When Accelerate Diagnostics last week filed a $150 million shelf registration with the Securities and Exchange Commission (SEC) to signal a possible future share offering, it was one of almost 60 companies to do so in just the first month of the year — the highest in a decade.
Should companies continue to make filings at the same rate as in January, this year could turn out to be record-setting for the tactic. The strategy gives companies the flexibility to raise capital quickly through a stock offering, but without the obligation to actually do so, should they decide the market's not right.
It's a great way "to access the markets rapidly to take advantage of ... conditions with minimal administrative paperwork," Yashe Malde of investment research platform Business Quant said.
High stock valuations and the need for cash are driving the trend. Last year, with the exception of companies in hard-hit sectors including retail and restaurants, stock valuations, after a temporary dip, remained relatively strong, particularly for technology, healthcare and durable-goods companies.
Uncertainty regarding the length and severity of the pandemic also drove a record number of companies to position themselves to raise capital.
Almost 850 companies last year filed shelf registrations, a jump of almost 40% from 2019, according to Audit Analytics data. This year, the almost 60 registrations filed in January represent a 44% jump from the same time last year. More companies could jump on the trend if stock valuations stay high.

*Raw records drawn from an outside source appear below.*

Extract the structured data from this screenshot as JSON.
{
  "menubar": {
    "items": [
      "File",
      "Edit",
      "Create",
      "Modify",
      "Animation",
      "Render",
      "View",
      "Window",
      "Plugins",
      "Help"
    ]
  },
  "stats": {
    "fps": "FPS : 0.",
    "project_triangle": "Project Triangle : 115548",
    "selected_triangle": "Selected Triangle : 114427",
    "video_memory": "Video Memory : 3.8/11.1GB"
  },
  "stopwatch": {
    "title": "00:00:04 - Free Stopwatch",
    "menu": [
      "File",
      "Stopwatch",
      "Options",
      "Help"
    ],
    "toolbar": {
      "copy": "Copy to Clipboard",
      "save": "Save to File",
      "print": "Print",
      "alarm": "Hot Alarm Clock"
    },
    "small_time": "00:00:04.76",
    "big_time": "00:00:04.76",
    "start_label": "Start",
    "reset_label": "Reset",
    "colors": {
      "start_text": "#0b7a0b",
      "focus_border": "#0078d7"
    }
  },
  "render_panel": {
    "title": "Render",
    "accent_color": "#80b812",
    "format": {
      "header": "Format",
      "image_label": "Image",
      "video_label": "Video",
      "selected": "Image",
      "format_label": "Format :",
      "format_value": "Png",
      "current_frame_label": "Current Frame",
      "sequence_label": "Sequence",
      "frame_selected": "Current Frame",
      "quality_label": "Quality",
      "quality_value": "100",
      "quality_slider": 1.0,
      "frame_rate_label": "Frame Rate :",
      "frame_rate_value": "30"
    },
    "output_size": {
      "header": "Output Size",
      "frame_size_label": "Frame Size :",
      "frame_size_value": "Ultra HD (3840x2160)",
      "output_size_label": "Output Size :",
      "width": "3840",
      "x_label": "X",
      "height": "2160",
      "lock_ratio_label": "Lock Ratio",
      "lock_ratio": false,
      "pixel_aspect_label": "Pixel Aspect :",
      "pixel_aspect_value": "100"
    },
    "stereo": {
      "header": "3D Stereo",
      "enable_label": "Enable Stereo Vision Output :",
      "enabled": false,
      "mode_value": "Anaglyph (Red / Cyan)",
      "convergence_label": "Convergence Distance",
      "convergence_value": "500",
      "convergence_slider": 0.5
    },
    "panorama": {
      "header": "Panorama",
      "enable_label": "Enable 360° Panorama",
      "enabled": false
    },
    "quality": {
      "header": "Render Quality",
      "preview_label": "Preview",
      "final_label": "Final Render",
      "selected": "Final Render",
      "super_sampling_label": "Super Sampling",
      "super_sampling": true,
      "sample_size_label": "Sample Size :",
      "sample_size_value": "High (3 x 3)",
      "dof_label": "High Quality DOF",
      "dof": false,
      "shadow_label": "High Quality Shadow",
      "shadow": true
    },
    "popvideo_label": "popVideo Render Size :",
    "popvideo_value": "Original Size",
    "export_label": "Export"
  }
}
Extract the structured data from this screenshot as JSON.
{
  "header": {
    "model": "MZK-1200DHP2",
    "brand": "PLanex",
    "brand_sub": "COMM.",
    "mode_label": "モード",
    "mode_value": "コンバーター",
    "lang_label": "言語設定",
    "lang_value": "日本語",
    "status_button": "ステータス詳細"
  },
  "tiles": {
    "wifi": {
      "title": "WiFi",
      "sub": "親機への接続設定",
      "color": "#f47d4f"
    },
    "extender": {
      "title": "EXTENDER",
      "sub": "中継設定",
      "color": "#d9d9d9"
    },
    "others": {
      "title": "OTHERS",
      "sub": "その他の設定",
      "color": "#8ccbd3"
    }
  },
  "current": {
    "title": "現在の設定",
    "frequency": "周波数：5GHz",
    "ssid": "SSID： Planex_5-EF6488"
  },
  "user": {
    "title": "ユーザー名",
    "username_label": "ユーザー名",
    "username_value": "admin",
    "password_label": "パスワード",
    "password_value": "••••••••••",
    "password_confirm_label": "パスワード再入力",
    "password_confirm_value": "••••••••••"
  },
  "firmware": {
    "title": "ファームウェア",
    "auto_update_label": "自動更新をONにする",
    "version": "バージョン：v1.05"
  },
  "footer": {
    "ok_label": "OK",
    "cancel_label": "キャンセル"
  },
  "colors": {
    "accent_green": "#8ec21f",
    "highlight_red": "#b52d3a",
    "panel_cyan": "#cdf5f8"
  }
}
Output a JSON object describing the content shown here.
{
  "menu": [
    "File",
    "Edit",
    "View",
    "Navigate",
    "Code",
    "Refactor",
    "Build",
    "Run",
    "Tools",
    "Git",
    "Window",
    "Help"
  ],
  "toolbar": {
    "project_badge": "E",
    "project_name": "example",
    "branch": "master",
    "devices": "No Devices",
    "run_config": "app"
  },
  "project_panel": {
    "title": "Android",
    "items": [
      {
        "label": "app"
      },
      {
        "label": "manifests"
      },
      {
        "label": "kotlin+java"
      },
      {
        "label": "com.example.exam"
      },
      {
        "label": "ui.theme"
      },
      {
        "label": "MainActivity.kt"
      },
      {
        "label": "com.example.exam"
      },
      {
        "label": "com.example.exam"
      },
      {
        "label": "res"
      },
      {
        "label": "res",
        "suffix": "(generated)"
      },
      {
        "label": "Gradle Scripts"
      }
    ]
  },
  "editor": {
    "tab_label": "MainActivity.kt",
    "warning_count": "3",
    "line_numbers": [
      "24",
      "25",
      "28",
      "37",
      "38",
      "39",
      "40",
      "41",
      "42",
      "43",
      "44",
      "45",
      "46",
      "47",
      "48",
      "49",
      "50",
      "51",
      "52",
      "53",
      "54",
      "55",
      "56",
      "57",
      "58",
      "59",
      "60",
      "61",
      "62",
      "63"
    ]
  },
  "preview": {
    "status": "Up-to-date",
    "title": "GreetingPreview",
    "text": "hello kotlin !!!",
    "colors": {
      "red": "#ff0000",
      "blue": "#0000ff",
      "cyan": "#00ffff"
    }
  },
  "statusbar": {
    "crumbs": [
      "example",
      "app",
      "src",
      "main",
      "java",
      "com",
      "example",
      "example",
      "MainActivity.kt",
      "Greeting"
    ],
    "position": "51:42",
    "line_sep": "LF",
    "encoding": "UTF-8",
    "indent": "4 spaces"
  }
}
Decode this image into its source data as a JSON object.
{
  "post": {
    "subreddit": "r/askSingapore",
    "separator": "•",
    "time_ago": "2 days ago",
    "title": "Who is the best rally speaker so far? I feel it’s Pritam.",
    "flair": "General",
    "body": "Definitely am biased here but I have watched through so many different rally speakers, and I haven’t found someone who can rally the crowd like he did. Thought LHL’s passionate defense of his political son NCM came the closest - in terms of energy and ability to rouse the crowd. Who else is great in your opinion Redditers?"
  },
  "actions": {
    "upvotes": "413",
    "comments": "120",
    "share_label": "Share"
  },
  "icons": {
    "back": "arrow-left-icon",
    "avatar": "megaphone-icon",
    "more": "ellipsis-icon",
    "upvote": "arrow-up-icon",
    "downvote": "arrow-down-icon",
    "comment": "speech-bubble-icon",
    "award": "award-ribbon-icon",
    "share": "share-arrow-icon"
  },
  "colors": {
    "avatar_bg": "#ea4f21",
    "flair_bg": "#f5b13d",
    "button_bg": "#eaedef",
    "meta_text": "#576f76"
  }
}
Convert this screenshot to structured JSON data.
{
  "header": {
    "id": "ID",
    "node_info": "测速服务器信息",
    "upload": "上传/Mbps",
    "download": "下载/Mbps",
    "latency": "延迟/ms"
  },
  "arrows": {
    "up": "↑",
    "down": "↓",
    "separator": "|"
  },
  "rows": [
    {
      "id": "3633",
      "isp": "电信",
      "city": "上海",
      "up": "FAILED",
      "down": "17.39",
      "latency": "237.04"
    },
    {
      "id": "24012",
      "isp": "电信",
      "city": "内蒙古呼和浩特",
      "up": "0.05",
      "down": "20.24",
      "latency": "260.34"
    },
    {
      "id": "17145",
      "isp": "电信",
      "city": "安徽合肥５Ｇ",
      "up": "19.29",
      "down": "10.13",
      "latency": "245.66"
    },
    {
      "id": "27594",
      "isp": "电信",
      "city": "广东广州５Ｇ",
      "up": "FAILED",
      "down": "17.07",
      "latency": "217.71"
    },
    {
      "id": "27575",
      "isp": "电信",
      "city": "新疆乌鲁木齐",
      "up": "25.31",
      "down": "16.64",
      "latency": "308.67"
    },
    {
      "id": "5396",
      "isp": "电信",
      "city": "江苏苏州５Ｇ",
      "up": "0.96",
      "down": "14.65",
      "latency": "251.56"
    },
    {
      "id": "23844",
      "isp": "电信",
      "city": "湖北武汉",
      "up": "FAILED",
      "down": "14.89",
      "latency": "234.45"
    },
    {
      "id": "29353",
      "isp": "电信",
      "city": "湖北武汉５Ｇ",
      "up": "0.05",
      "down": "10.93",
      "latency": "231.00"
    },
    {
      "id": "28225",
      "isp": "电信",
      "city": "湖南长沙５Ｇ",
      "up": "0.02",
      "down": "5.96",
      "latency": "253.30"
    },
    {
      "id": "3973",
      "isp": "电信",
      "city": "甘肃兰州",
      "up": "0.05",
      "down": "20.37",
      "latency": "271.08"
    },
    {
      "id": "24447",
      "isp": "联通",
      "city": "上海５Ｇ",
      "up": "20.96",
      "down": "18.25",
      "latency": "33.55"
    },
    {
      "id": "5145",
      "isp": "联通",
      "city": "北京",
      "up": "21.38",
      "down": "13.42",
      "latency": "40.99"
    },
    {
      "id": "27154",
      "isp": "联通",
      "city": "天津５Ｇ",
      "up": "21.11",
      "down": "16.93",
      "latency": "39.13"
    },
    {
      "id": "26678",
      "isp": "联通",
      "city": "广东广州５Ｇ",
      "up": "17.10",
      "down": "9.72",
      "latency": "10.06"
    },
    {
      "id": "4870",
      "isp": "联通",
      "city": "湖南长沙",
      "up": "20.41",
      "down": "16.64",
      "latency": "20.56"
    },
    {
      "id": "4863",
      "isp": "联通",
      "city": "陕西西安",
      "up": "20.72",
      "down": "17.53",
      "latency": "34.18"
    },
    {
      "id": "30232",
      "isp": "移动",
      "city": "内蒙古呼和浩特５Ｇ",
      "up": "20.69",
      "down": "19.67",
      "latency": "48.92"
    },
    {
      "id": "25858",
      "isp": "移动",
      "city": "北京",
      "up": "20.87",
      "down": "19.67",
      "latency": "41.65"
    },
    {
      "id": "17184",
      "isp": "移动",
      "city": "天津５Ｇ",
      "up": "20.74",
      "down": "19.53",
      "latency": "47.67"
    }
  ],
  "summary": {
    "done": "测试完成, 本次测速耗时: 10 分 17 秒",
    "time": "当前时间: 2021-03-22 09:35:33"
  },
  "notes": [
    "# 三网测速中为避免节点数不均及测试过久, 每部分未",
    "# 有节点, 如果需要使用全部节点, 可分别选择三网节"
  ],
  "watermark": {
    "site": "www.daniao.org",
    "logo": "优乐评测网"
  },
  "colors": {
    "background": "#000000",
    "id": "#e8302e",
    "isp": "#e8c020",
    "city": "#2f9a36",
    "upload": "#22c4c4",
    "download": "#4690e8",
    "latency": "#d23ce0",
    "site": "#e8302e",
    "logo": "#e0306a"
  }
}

Right time to file
In Accelerate Diagnostic's case, the Tucson, Arizona-based company boasted some good news in the third quarter last year when it entered into a partnership with a company called BioCheck to offer an FDA-approved rapid COVID-19 antibody test.
In its preliminary end-of-year earnings report, the company was on track to post more than $11 million in revenue, up from just over $9 million the previous year, and close the year with about $100 million in cash.
"We were pleased with the improvement in our go-live execution over the course of the year, which drove a material increase in our live instruments in the fourth quarter and contributed to a 63% increase in our revenue-generating installed base in 2020," Jack Phillips, the company's CEO, said in the earnings release.
In its January 27 shelf filing, the company sought the flexibility to raise up to $150 million, according to the S-3 form. It paid a modest $16,365 to file with the SEC.
As is common with these filings, the company didn't specify what it would use the money for, or even if it would go to market with an offering, since flexibility is the hallmark of the tactic.
"The shelf offering filing gives the company the right to control the process," Malde said.
The SEC gives companies three years to decide what to do. If they don't do anything after that period, they can roll the filing over.
For the typical company, the question isn't whether to go to market but rather when, and for how much, and whether to go for the full amount or space offerings out over time. And it's not just stock offerings. In a mixed offering, the company can also issue securities for options, warrants, rights and convertible bonds.
However companies do it, administrative costs are kept to a minimum. Instead of having to file all of the documents accompanying the S-1, which is required when the company initially goes public, they can just reference these documents, making the exercise relatively paperwork friendly.
"Form S-3 requires the disclosure of less information, which can lower the costs and time associated with the preparation of the registration statement," said Kenneth Bart, an attorney with Ward and Smith.
The tactic comes without a downside, though. Investors often view a filing as a negative, a sign that the company needs money and that, as with any offering, investor dilution is around the corner.
Scott Haralson, CFO of Spirit Airlines, a company hit hard by the pandemic-related drop in travel and that had filed a shelf registration in 2018, faced the dilution question when the company went to market to raise capital last year, as the scope of the pandemic was coming clear.
"It [was] dilutive to the shareholder, which we thought long and hard about," Haralson said of the stock offering. "We made sure we had enough capital to succeed, and come out of this with a healthy balance sheet... That was a tough pill to swallow, [but] at the end of the day, it was the right thing to do."
Because of the potential for a negative assessment, it's not uncommon for share prices to drop after a shelf filing, and that's what happened in Accelerated Diagnostic's case. Its price per share dropped from $15 on January 27 to $10.33 the next day. It's been climbing back up since, reaching $12.19 on February 5.
But the negative hit could be viewed as a small price to pay for the flexibility it gives companies to act quickly down the road as the market becomes favorable.